▶ WHAT IS REQUIRED
Copy each line of the listing below exactly.

(EXTRACTED INFORMATION Opens)

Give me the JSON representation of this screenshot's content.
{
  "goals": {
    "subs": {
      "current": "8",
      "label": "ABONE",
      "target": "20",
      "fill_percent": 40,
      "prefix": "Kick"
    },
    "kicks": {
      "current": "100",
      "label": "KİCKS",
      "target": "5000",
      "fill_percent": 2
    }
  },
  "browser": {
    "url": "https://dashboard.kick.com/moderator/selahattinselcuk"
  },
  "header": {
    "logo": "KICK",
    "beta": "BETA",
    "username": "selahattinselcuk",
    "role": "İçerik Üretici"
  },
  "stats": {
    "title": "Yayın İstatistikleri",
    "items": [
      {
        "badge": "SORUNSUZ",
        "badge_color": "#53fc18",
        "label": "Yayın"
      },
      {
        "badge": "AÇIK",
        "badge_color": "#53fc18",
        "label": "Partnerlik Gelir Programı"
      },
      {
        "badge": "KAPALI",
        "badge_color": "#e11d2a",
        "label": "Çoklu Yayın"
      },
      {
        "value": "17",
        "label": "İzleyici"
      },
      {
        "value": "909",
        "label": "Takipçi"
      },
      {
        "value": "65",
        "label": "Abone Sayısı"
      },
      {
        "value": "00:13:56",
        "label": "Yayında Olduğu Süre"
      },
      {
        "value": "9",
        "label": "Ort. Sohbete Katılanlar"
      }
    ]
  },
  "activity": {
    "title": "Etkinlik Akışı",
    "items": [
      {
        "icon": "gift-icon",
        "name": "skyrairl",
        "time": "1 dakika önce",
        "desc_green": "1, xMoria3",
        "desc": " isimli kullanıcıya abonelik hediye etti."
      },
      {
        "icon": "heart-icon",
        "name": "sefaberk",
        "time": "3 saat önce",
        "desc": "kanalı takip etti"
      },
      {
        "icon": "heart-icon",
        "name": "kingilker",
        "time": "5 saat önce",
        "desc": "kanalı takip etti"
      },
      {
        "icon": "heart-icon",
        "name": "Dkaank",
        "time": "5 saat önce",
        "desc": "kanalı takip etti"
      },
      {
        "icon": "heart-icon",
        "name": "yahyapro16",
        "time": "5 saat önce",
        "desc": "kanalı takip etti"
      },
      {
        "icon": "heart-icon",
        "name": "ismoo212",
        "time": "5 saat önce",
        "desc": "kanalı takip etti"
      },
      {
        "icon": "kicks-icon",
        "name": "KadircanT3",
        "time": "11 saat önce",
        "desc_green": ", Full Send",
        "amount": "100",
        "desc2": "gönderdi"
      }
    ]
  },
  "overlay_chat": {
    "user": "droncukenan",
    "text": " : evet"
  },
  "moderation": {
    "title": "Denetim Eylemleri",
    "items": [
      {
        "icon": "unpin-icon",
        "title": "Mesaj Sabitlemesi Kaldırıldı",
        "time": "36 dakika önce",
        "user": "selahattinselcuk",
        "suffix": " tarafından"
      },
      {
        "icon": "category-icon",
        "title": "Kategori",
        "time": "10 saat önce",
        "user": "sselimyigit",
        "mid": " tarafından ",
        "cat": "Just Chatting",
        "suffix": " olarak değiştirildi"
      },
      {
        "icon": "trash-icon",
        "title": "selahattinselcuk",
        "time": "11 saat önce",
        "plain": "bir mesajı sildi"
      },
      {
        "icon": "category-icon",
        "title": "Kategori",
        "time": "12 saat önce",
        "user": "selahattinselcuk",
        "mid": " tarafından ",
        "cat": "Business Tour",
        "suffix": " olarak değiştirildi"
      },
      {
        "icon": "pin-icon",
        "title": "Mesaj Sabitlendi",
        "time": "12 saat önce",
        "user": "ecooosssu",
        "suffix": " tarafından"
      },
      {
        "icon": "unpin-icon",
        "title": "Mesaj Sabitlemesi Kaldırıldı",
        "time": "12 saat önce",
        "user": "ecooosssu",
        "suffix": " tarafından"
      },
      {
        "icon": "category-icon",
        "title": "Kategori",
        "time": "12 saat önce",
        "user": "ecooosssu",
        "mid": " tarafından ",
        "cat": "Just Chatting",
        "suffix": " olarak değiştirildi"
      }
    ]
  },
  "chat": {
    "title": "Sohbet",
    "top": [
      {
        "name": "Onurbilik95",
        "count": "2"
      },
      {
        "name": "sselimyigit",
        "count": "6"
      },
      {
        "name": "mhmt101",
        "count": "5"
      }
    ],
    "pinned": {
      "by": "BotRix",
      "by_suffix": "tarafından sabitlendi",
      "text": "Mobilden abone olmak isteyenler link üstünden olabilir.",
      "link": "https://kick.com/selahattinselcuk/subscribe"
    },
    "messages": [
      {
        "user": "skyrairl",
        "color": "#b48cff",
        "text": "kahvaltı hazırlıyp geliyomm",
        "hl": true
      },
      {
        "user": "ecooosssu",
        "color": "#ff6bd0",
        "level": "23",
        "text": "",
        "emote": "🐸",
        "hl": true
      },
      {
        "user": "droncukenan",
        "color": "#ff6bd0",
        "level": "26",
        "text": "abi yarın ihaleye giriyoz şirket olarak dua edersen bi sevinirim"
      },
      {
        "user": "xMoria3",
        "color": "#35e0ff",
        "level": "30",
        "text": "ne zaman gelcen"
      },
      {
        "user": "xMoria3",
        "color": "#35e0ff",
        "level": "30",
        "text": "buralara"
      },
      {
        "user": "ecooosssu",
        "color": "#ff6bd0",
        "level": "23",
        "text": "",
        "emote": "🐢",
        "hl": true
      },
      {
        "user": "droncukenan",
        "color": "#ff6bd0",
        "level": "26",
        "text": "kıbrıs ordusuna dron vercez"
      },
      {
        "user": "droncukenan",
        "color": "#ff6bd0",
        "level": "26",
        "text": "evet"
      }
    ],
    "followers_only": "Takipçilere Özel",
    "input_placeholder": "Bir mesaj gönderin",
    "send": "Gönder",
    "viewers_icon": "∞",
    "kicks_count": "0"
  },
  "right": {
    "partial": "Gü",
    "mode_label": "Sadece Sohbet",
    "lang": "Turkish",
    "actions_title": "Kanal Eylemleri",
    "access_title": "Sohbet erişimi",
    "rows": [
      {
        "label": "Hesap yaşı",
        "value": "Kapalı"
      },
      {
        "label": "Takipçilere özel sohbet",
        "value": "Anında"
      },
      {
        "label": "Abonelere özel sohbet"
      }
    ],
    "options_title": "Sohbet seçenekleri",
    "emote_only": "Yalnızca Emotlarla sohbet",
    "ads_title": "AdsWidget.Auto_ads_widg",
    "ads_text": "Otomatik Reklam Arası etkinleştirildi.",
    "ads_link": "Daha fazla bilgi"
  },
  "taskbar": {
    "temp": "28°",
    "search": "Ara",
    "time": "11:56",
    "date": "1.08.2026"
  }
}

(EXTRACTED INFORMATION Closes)

▶ ANSWER SECTION
Give me the JSON representation of this screenshot's content.
{
  "goals": {
    "subs": {
      "current": "8",
      "label": "ABONE",
      "target": "20",
      "fill_percent": 40,
      "prefix": "Kick"
    },
    "kicks": {
      "current": "100",
      "label": "KİCKS",
      "target": "5000",
      "fill_percent": 2
    }
  },
  "browser": {
    "url": "https://dashboard.kick.com/moderator/selahattinselcuk"
  },
  "header": {
    "logo": "KICK",
    "beta": "BETA",
    "username": "selahattinselcuk",
    "role": "İçerik Üretici"
  },
  "stats": {
    "title": "Yayın İstatistikleri",
    "items": [
      {
        "badge": "SORUNSUZ",
        "badge_color": "#53fc18",
        "label": "Yayın"
      },
      {
        "badge": "AÇIK",
        "badge_color": "#53fc18",
        "label": "Partnerlik Gelir Programı"
      },
      {
        "badge": "KAPALI",
        "badge_color": "#e11d2a",
        "label": "Çoklu Yayın"
      },
      {
        "value": "17",
        "label": "İzleyici"
      },
      {
        "value": "909",
        "label": "Takipçi"
      },
      {
        "value": "65",
        "label": "Abone Sayısı"
      },
      {
        "value": "00:13:56",
        "label": "Yayında Olduğu Süre"
      },
      {
        "value": "9",
        "label": "Ort. Sohbete Katılanlar"
      }
    ]
  },
  "activity": {
    "title": "Etkinlik Akışı",
    "items": [
      {
        "icon": "gift-icon",
        "name": "skyrairl",
        "time": "1 dakika önce",
        "desc_green": "1, xMoria3",
        "desc": " isimli kullanıcıya abonelik hediye etti."
      },
      {
        "icon": "heart-icon",
        "name": "sefaberk",
        "time": "3 saat önce",
        "desc": "kanalı takip etti"
      },
      {
        "icon": "heart-icon",
        "name": "kingilker",
        "time": "5 saat önce",
        "desc": "kanalı takip etti"
      },
      {
        "icon": "heart-icon",
        "name": "Dkaank",
        "time": "5 saat önce",
        "desc": "kanalı takip etti"
      },
      {
        "icon": "heart-icon",
        "name": "yahyapro16",
        "time": "5 saat önce",
        "desc": "kanalı takip etti"
      },
      {
        "icon": "heart-icon",
        "name": "ismoo212",
        "time": "5 saat önce",
        "desc": "kanalı takip etti"
      },
      {
        "icon": "kicks-icon",
        "name": "KadircanT3",
        "time": "11 saat önce",
        "desc_green": ", Full Send",
        "amount": "100",
        "desc2": "gönderdi"
      }
    ]
  },
  "overlay_chat": {
    "user": "droncukenan",
    "text": " : evet"
  },
  "moderation": {
    "title": "Denetim Eylemleri",
    "items": [
      {
        "icon": "unpin-icon",
        "title": "Mesaj Sabitlemesi Kaldırıldı",
        "time": "36 dakika önce",
        "user": "selahattinselcuk",
        "suffix": " tarafından"
      },
      {
        "icon": "category-icon",
        "title": "Kategori",
        "time": "10 saat önce",
        "user": "sselimyigit",
        "mid": " tarafından ",
        "cat": "Just Chatting",
        "suffix": " olarak değiştirildi"
      },
      {
        "icon": "trash-icon",
        "title": "selahattinselcuk",
        "time": "11 saat önce",
        "plain": "bir mesajı sildi"
      },
      {
        "icon": "category-icon",
        "title": "Kategori",
        "time": "12 saat önce",
        "user": "selahattinselcuk",
        "mid": " tarafından ",
        "cat": "Business Tour",
        "suffix": " olarak değiştirildi"
      },
      {
        "icon": "pin-icon",
        "title": "Mesaj Sabitlendi",
        "time": "12 saat önce",
        "user": "ecooosssu",
        "suffix": " tarafından"
      },
      {
        "icon": "unpin-icon",
        "title": "Mesaj Sabitlemesi Kaldırıldı",
        "time": "12 saat önce",
        "user": "ecooosssu",
        "suffix": " tarafından"
      },
      {
        "icon": "category-icon",
        "title": "Kategori",
        "time": "12 saat önce",
        "user": "ecooosssu",
        "mid": " tarafından ",
        "cat": "Just Chatting",
        "suffix": " olarak değiştirildi"
      }
    ]
  },
  "chat": {
    "title": "Sohbet",
    "top": [
      {
        "name": "Onurbilik95",
        "count": "2"
      },
      {
        "name": "sselimyigit",
        "count": "6"
      },
      {
        "name": "mhmt101",
        "count": "5"
      }
    ],
    "pinned": {
      "by": "BotRix",
      "by_suffix": "tarafından sabitlendi",
      "text": "Mobilden abone olmak isteyenler link üstünden olabilir.",
      "link": "https://kick.com/selahattinselcuk/subscribe"
    },
    "messages": [
      {
        "user": "skyrairl",
        "color": "#b48cff",
        "text": "kahvaltı hazırlıyp geliyomm",
        "hl": true
      },
      {
        "user": "ecooosssu",
        "color": "#ff6bd0",
        "level": "23",
        "text": "",
        "emote": "🐸",
        "hl": true
      },
      {
        "user": "droncukenan",
        "color": "#ff6bd0",
        "level": "26",
        "text": "abi yarın ihaleye giriyoz şirket olarak dua edersen bi sevinirim"
      },
      {
        "user": "xMoria3",
        "color": "#35e0ff",
        "level": "30",
        "text": "ne zaman gelcen"
      },
      {
        "user": "xMoria3",
        "color": "#35e0ff",
        "level": "30",
        "text": "buralara"
      },
      {
        "user": "ecooosssu",
        "color": "#ff6bd0",
        "level": "23",
        "text": "",
        "emote": "🐢",
        "hl": true
      },
      {
        "user": "droncukenan",
        "color": "#ff6bd0",
        "level": "26",
        "text": "kıbrıs ordusuna dron vercez"
      },
      {
        "user": "droncukenan",
        "color": "#ff6bd0",
        "level": "26",
        "text": "evet"
      }
    ],
    "followers_only": "Takipçilere Özel",
    "input_placeholder": "Bir mesaj gönderin",
    "send": "Gönder",
    "viewers_icon": "∞",
    "kicks_count": "0"
  },
  "right": {
    "partial": "Gü",
    "mode_label": "Sadece Sohbet",
    "lang": "Turkish",
    "actions_title": "Kanal Eylemleri",
    "access_title": "Sohbet erişimi",
    "rows": [
      {
        "label": "Hesap yaşı",
        "value": "Kapalı"
      },
      {
        "label": "Takipçilere özel sohbet",
        "value": "Anında"
      },
      {
        "label": "Abonelere özel sohbet"
      }
    ],
    "options_title": "Sohbet seçenekleri",
    "emote_only": "Yalnızca Emotlarla sohbet",
    "ads_title": "AdsWidget.Auto_ads_widg",
    "ads_text": "Otomatik Reklam Arası etkinleştirildi.",
    "ads_link": "Daha fazla bilgi"
  },
  "taskbar": {
    "temp": "28°",
    "search": "Ara",
    "time": "11:56",
    "date": "1.08.2026"
  }
}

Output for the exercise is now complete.